▶ What you have to do: Would you restate each line of the data below word for word, without its pictures?

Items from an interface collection

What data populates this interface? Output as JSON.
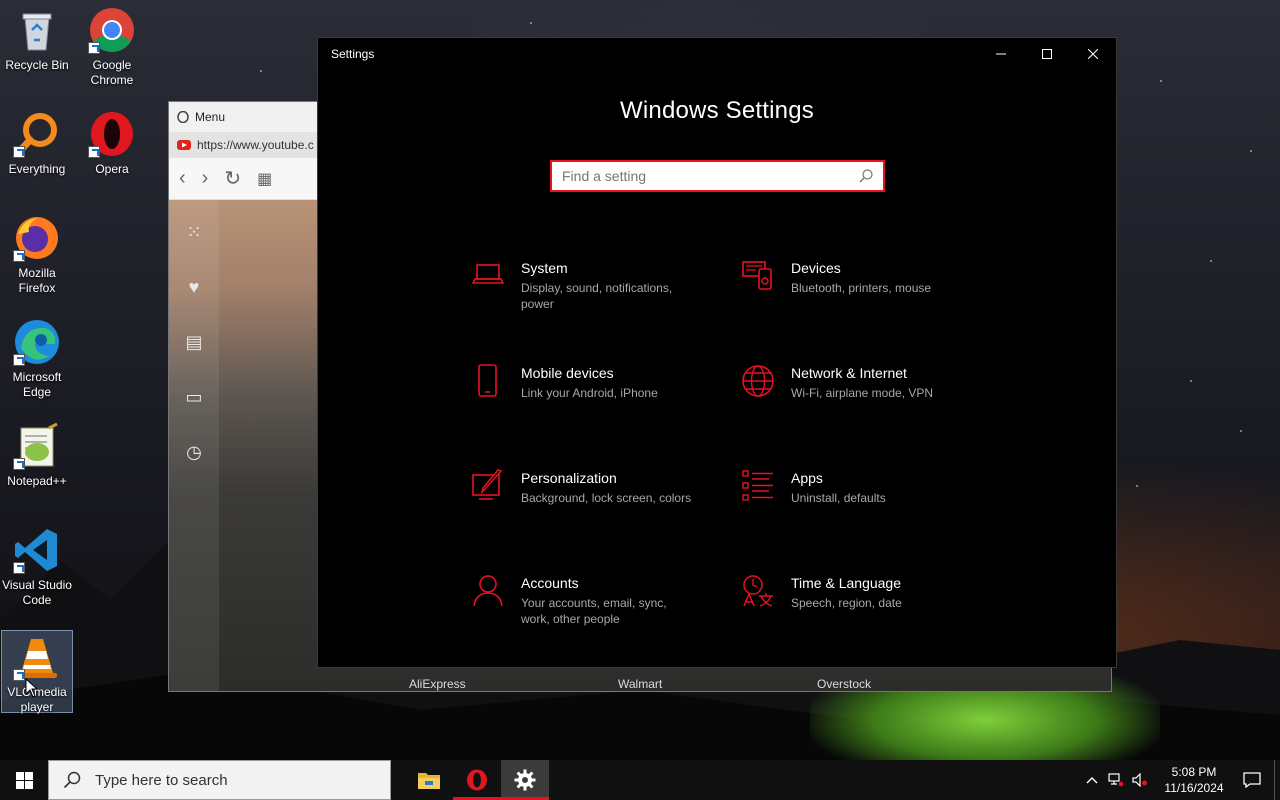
{
  "desktop": {
    "icons": [
      {
        "label": "Recycle Bin"
      },
      {
        "label": "Google Chrome"
      },
      {
        "label": "Everything"
      },
      {
        "label": "Opera"
      },
      {
        "label": "Mozilla Firefox"
      },
      {
        "label": "Microsoft Edge"
      },
      {
        "label": "Notepad++"
      },
      {
        "label": "Visual Studio Code"
      },
      {
        "label": "VLC media player"
      }
    ]
  },
  "opera": {
    "title": "Menu",
    "url": "https://www.youtube.c",
    "speed_dial": [
      "AliExpress",
      "Walmart",
      "Overstock"
    ]
  },
  "settings": {
    "window_title": "Settings",
    "heading": "Windows Settings",
    "search_placeholder": "Find a setting",
    "accent_color": "#e81123",
    "categories": [
      {
        "title": "System",
        "desc": "Display, sound, notifications, power",
        "icon": "laptop-icon"
      },
      {
        "title": "Devices",
        "desc": "Bluetooth, printers, mouse",
        "icon": "devices-icon"
      },
      {
        "title": "Mobile devices",
        "desc": "Link your Android, iPhone",
        "icon": "phone-icon"
      },
      {
        "title": "Network & Internet",
        "desc": "Wi-Fi, airplane mode, VPN",
        "icon": "globe-icon"
      },
      {
        "title": "Personalization",
        "desc": "Background, lock screen, colors",
        "icon": "paint-icon"
      },
      {
        "title": "Apps",
        "desc": "Uninstall, defaults",
        "icon": "apps-list-icon"
      },
      {
        "title": "Accounts",
        "desc": "Your accounts, email, sync, work, other people",
        "icon": "person-icon"
      },
      {
        "title": "Time & Language",
        "desc": "Speech, region, date",
        "icon": "time-language-icon"
      }
    ]
  },
  "taskbar": {
    "search_placeholder": "Type here to search",
    "time": "5:08 PM",
    "date": "11/16/2024"
  }
}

▶ Result for this exercise:
What data populates this interface? Output as JSON.
{
  "desktop": {
    "icons": [
      {
        "label": "Recycle Bin"
      },
      {
        "label": "Google Chrome"
      },
      {
        "label": "Everything"
      },
      {
        "label": "Opera"
      },
      {
        "label": "Mozilla Firefox"
      },
      {
        "label": "Microsoft Edge"
      },
      {
        "label": "Notepad++"
      },
      {
        "label": "Visual Studio Code"
      },
      {
        "label": "VLC media player"
      }
    ]
  },
  "opera": {
    "title": "Menu",
    "url": "https://www.youtube.c",
    "speed_dial": [
      "AliExpress",
      "Walmart",
      "Overstock"
    ]
  },
  "settings": {
    "window_title": "Settings",
    "heading": "Windows Settings",
    "search_placeholder": "Find a setting",
    "accent_color": "#e81123",
    "categories": [
      {
        "title": "System",
        "desc": "Display, sound, notifications, power",
        "icon": "laptop-icon"
      },
      {
        "title": "Devices",
        "desc": "Bluetooth, printers, mouse",
        "icon": "devices-icon"
      },
      {
        "title": "Mobile devices",
        "desc": "Link your Android, iPhone",
        "icon": "phone-icon"
      },
      {
        "title": "Network & Internet",
        "desc": "Wi-Fi, airplane mode, VPN",
        "icon": "globe-icon"
      },
      {
        "title": "Personalization",
        "desc": "Background, lock screen, colors",
        "icon": "paint-icon"
      },
      {
        "title": "Apps",
        "desc": "Uninstall, defaults",
        "icon": "apps-list-icon"
      },
      {
        "title": "Accounts",
        "desc": "Your accounts, email, sync, work, other people",
        "icon": "person-icon"
      },
      {
        "title": "Time & Language",
        "desc": "Speech, region, date",
        "icon": "time-language-icon"
      }
    ]
  },
  "taskbar": {
    "search_placeholder": "Type here to search",
    "time": "5:08 PM",
    "date": "11/16/2024"
  }
}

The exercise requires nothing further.